Exercise data START
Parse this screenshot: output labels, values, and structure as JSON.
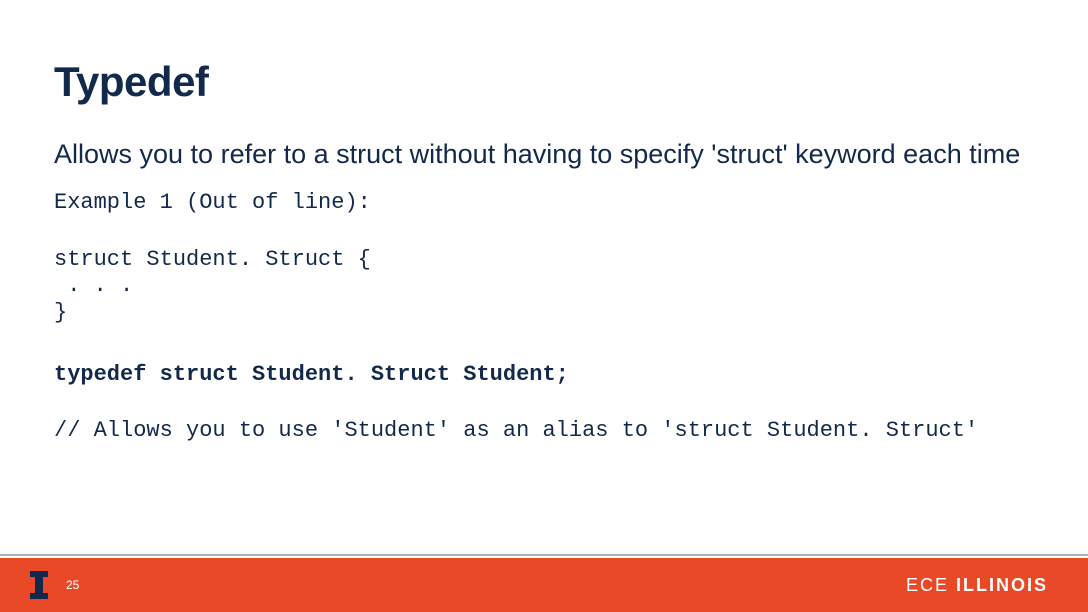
{
  "title": "Typedef",
  "description": "Allows you to refer to a struct without having to specify 'struct' keyword each time",
  "example_label": "Example 1 (Out of line):",
  "code": {
    "line1": "struct Student. Struct {",
    "line2": " . . .",
    "line3": "}",
    "typedef_line": "typedef struct Student. Struct Student;",
    "comment": "// Allows you to use 'Student' as an alias to 'struct Student. Struct'"
  },
  "footer": {
    "page_number": "25",
    "brand_prefix": "ECE ",
    "brand_bold": "ILLINOIS"
  }
}
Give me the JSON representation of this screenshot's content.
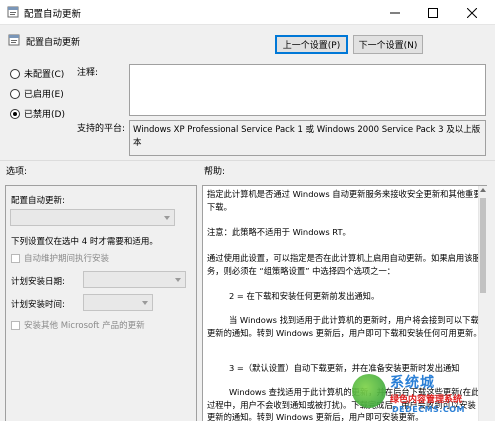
{
  "window": {
    "title": "配置自动更新",
    "controls": {
      "minimize": "—",
      "maximize": "☐",
      "close": "✕"
    }
  },
  "policy": {
    "name": "配置自动更新",
    "prev_button": "上一个设置(P)",
    "next_button": "下一个设置(N)"
  },
  "state_options": [
    {
      "label": "未配置(C)",
      "checked": false
    },
    {
      "label": "已启用(E)",
      "checked": false
    },
    {
      "label": "已禁用(D)",
      "checked": true
    }
  ],
  "comment": {
    "label": "注释:",
    "value": ""
  },
  "supported": {
    "label": "支持的平台:",
    "value": "Windows XP Professional Service Pack 1 或 Windows 2000 Service Pack 3 及以上版本"
  },
  "options_section": {
    "label": "选项:",
    "heading": "配置自动更新:",
    "note": "下列设置仅在选中 4 时才需要和适用。",
    "maintenance_checkbox": "自动维护期间执行安装",
    "install_day_label": "计划安装日期:",
    "install_time_label": "计划安装时间:",
    "other_products_checkbox": "安装其他 Microsoft 产品的更新"
  },
  "help_section": {
    "label": "帮助:",
    "paragraphs": [
      "指定此计算机是否通过 Windows 自动更新服务来接收安全更新和其他重要下载。",
      "注意：此策略不适用于 Windows RT。",
      "通过使用此设置，可以指定是否在此计算机上启用自动更新。如果启用该服务，则必须在 “组策略设置” 中选择四个选项之一：",
      "2 = 在下载和安装任何更新前发出通知。",
      "当 Windows 找到适用于此计算机的更新时，用户将会接到可以下载更新的通知。转到 Windows 更新后，用户即可下载和安装任何可用更新。",
      "3 =（默认设置）自动下载更新，并在准备安装更新时发出通知",
      "Windows 查找适用于此计算机的更新，并在后台下载这些更新(在此过程中，用户不会收到通知或被打扰)。下载完成后，用户会收到可以安装更新的通知。转到 Windows 更新后，用户即可安装更新。"
    ]
  },
  "watermark": {
    "logo_text": "系统城",
    "subtitle": "绿色内容管理系统",
    "url": "DEDECMS.COM"
  },
  "colors": {
    "background": "#f0f0f0",
    "accent_border": "#0078d7"
  }
}
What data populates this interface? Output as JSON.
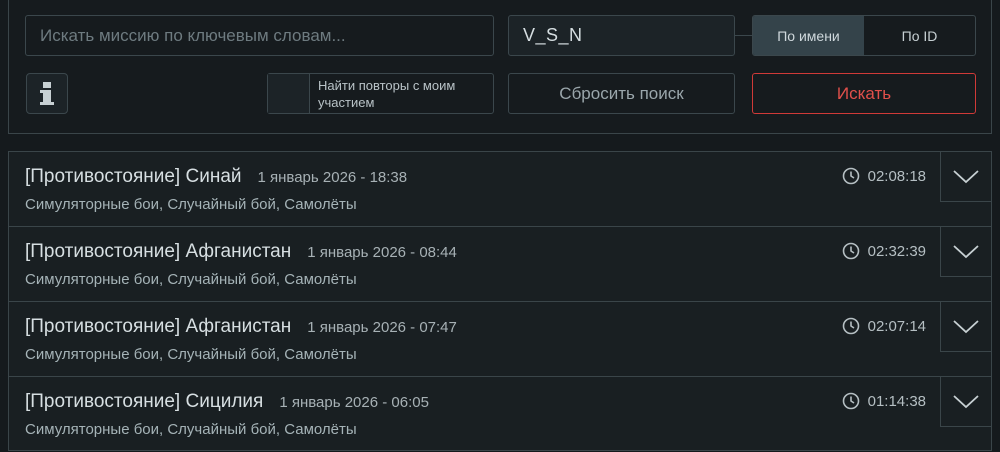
{
  "search": {
    "placeholder": "Искать миссию по ключевым словам...",
    "value": ""
  },
  "user_filter": {
    "value": "V_S_N"
  },
  "mode_toggle": {
    "by_name": "По имени",
    "by_id": "По ID",
    "selected": "by_name"
  },
  "my_replays_checkbox": {
    "label": "Найти повторы с моим участием",
    "checked": false
  },
  "buttons": {
    "reset": "Сбросить поиск",
    "search": "Искать"
  },
  "colors": {
    "accent_red": "#d03a38",
    "border": "#3b474c",
    "background": "#151a1d"
  },
  "icons": {
    "info": "info-icon",
    "clock": "clock-icon",
    "expand": "chevron-down-icon"
  },
  "missions": [
    {
      "name": "[Противостояние] Синай",
      "date": "1 январь 2026 - 18:38",
      "duration": "02:08:18",
      "tags": "Симуляторные бои, Случайный бой, Самолёты"
    },
    {
      "name": "[Противостояние] Афганистан",
      "date": "1 январь 2026 - 08:44",
      "duration": "02:32:39",
      "tags": "Симуляторные бои, Случайный бой, Самолёты"
    },
    {
      "name": "[Противостояние] Афганистан",
      "date": "1 январь 2026 - 07:47",
      "duration": "02:07:14",
      "tags": "Симуляторные бои, Случайный бой, Самолёты"
    },
    {
      "name": "[Противостояние] Сицилия",
      "date": "1 январь 2026 - 06:05",
      "duration": "01:14:38",
      "tags": "Симуляторные бои, Случайный бой, Самолёты"
    }
  ]
}
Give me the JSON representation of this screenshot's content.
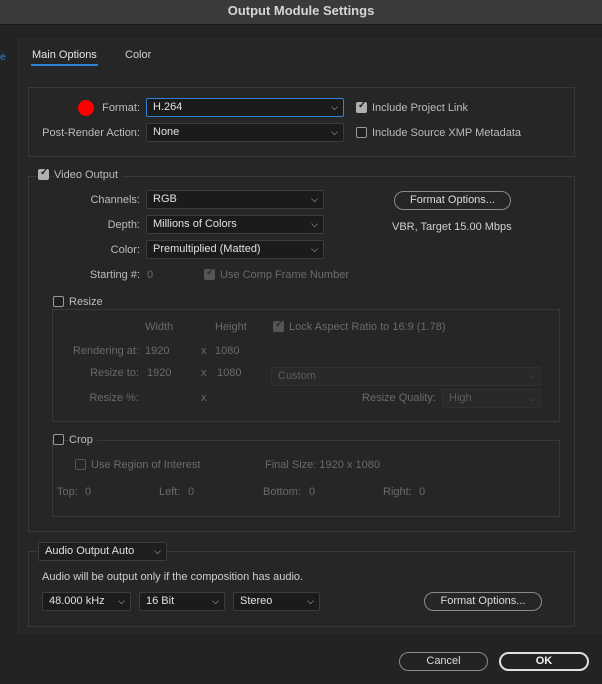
{
  "window": {
    "title": "Output Module Settings"
  },
  "tabs": [
    {
      "label": "Main Options"
    },
    {
      "label": "Color"
    }
  ],
  "format": {
    "label": "Format:",
    "value": "H.264",
    "post_render_label": "Post-Render Action:",
    "post_render_value": "None",
    "include_project_link": "Include Project Link",
    "include_xmp": "Include Source XMP Metadata"
  },
  "video": {
    "section_label": "Video Output",
    "channels_label": "Channels:",
    "channels_value": "RGB",
    "depth_label": "Depth:",
    "depth_value": "Millions of Colors",
    "color_label": "Color:",
    "color_value": "Premultiplied (Matted)",
    "starting_label": "Starting #:",
    "starting_value": "0",
    "use_comp_frame": "Use Comp Frame Number",
    "format_options": "Format Options...",
    "bitrate_info": "VBR, Target 15.00 Mbps"
  },
  "resize": {
    "label": "Resize",
    "width_header": "Width",
    "height_header": "Height",
    "lock_aspect": "Lock Aspect Ratio to 16:9 (1.78)",
    "rendering_label": "Rendering at:",
    "rendering_w": "1920",
    "rendering_h": "1080",
    "resize_to_label": "Resize to:",
    "resize_w": "1920",
    "resize_h": "1080",
    "preset_value": "Custom",
    "percent_label": "Resize %:",
    "x": "x",
    "quality_label": "Resize Quality:",
    "quality_value": "High"
  },
  "crop": {
    "label": "Crop",
    "use_roi": "Use Region of Interest",
    "final_size": "Final Size: 1920 x 1080",
    "top_label": "Top:",
    "top_value": "0",
    "left_label": "Left:",
    "left_value": "0",
    "bottom_label": "Bottom:",
    "bottom_value": "0",
    "right_label": "Right:",
    "right_value": "0"
  },
  "audio": {
    "mode_value": "Audio Output Auto",
    "info": "Audio will be output only if the composition has audio.",
    "rate_value": "48.000 kHz",
    "bits_value": "16 Bit",
    "channels_value": "Stereo",
    "format_options": "Format Options..."
  },
  "footer": {
    "cancel": "Cancel",
    "ok": "OK"
  },
  "colors": {
    "accent": "#2f83d6",
    "marker": "#ff0000",
    "background": "#232323"
  }
}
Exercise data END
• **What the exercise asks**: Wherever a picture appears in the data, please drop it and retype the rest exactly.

• **Exercise result**:
Parse this screenshot: output labels, values, and structure as JSON.
{
  "title": "Typedef",
  "description": "Allows you to refer to a struct without having to specify 'struct' keyword each time",
  "example_label": "Example 1 (Out of line):",
  "code": {
    "line1": "struct Student. Struct {",
    "line2": " . . .",
    "line3": "}",
    "typedef_line": "typedef struct Student. Struct Student;",
    "comment": "// Allows you to use 'Student' as an alias to 'struct Student. Struct'"
  },
  "footer": {
    "page_number": "25",
    "brand_prefix": "ECE ",
    "brand_bold": "ILLINOIS"
  }
}
Give me the JSON representation of this screenshot's content.
{
  "window": {
    "title": "配置自动更新",
    "controls": {
      "minimize": "—",
      "maximize": "☐",
      "close": "✕"
    }
  },
  "policy": {
    "name": "配置自动更新",
    "prev_button": "上一个设置(P)",
    "next_button": "下一个设置(N)"
  },
  "state_options": [
    {
      "label": "未配置(C)",
      "checked": false
    },
    {
      "label": "已启用(E)",
      "checked": false
    },
    {
      "label": "已禁用(D)",
      "checked": true
    }
  ],
  "comment": {
    "label": "注释:",
    "value": ""
  },
  "supported": {
    "label": "支持的平台:",
    "value": "Windows XP Professional Service Pack 1 或 Windows 2000 Service Pack 3 及以上版本"
  },
  "options_section": {
    "label": "选项:",
    "heading": "配置自动更新:",
    "note": "下列设置仅在选中 4 时才需要和适用。",
    "maintenance_checkbox": "自动维护期间执行安装",
    "install_day_label": "计划安装日期:",
    "install_time_label": "计划安装时间:",
    "other_products_checkbox": "安装其他 Microsoft 产品的更新"
  },
  "help_section": {
    "label": "帮助:",
    "paragraphs": [
      "指定此计算机是否通过 Windows 自动更新服务来接收安全更新和其他重要下载。",
      "注意：此策略不适用于 Windows RT。",
      "通过使用此设置，可以指定是否在此计算机上启用自动更新。如果启用该服务，则必须在 “组策略设置” 中选择四个选项之一：",
      "2 = 在下载和安装任何更新前发出通知。",
      "当 Windows 找到适用于此计算机的更新时，用户将会接到可以下载更新的通知。转到 Windows 更新后，用户即可下载和安装任何可用更新。",
      "3 =（默认设置）自动下载更新，并在准备安装更新时发出通知",
      "Windows 查找适用于此计算机的更新，并在后台下载这些更新(在此过程中，用户不会收到通知或被打扰)。下载完成后，用户会收到可以安装更新的通知。转到 Windows 更新后，用户即可安装更新。"
    ]
  },
  "watermark": {
    "logo_text": "系统城",
    "subtitle": "绿色内容管理系统",
    "url": "DEDECMS.COM"
  },
  "colors": {
    "background": "#f0f0f0",
    "accent_border": "#0078d7"
  }
}
What data populates this interface? Output as JSON.
{
  "search": {
    "placeholder": "Искать миссию по ключевым словам...",
    "value": ""
  },
  "user_filter": {
    "value": "V_S_N"
  },
  "mode_toggle": {
    "by_name": "По имени",
    "by_id": "По ID",
    "selected": "by_name"
  },
  "my_replays_checkbox": {
    "label": "Найти повторы с моим участием",
    "checked": false
  },
  "buttons": {
    "reset": "Сбросить поиск",
    "search": "Искать"
  },
  "colors": {
    "accent_red": "#d03a38",
    "border": "#3b474c",
    "background": "#151a1d"
  },
  "icons": {
    "info": "info-icon",
    "clock": "clock-icon",
    "expand": "chevron-down-icon"
  },
  "missions": [
    {
      "name": "[Противостояние] Синай",
      "date": "1 январь 2026 - 18:38",
      "duration": "02:08:18",
      "tags": "Симуляторные бои, Случайный бой, Самолёты"
    },
    {
      "name": "[Противостояние] Афганистан",
      "date": "1 январь 2026 - 08:44",
      "duration": "02:32:39",
      "tags": "Симуляторные бои, Случайный бой, Самолёты"
    },
    {
      "name": "[Противостояние] Афганистан",
      "date": "1 январь 2026 - 07:47",
      "duration": "02:07:14",
      "tags": "Симуляторные бои, Случайный бой, Самолёты"
    },
    {
      "name": "[Противостояние] Сицилия",
      "date": "1 январь 2026 - 06:05",
      "duration": "01:14:38",
      "tags": "Симуляторные бои, Случайный бой, Самолёты"
    }
  ]
}
Give me the JSON representation of this screenshot's content.
{
  "window": {
    "title": "Output Module Settings"
  },
  "tabs": [
    {
      "label": "Main Options"
    },
    {
      "label": "Color"
    }
  ],
  "format": {
    "label": "Format:",
    "value": "H.264",
    "post_render_label": "Post-Render Action:",
    "post_render_value": "None",
    "include_project_link": "Include Project Link",
    "include_xmp": "Include Source XMP Metadata"
  },
  "video": {
    "section_label": "Video Output",
    "channels_label": "Channels:",
    "channels_value": "RGB",
    "depth_label": "Depth:",
    "depth_value": "Millions of Colors",
    "color_label": "Color:",
    "color_value": "Premultiplied (Matted)",
    "starting_label": "Starting #:",
    "starting_value": "0",
    "use_comp_frame": "Use Comp Frame Number",
    "format_options": "Format Options...",
    "bitrate_info": "VBR, Target 15.00 Mbps"
  },
  "resize": {
    "label": "Resize",
    "width_header": "Width",
    "height_header": "Height",
    "lock_aspect": "Lock Aspect Ratio to 16:9 (1.78)",
    "rendering_label": "Rendering at:",
    "rendering_w": "1920",
    "rendering_h": "1080",
    "resize_to_label": "Resize to:",
    "resize_w": "1920",
    "resize_h": "1080",
    "preset_value": "Custom",
    "percent_label": "Resize %:",
    "x": "x",
    "quality_label": "Resize Quality:",
    "quality_value": "High"
  },
  "crop": {
    "label": "Crop",
    "use_roi": "Use Region of Interest",
    "final_size": "Final Size: 1920 x 1080",
    "top_label": "Top:",
    "top_value": "0",
    "left_label": "Left:",
    "left_value": "0",
    "bottom_label": "Bottom:",
    "bottom_value": "0",
    "right_label": "Right:",
    "right_value": "0"
  },
  "audio": {
    "mode_value": "Audio Output Auto",
    "info": "Audio will be output only if the composition has audio.",
    "rate_value": "48.000 kHz",
    "bits_value": "16 Bit",
    "channels_value": "Stereo",
    "format_options": "Format Options..."
  },
  "footer": {
    "cancel": "Cancel",
    "ok": "OK"
  },
  "colors": {
    "accent": "#2f83d6",
    "marker": "#ff0000",
    "background": "#232323"
  }
}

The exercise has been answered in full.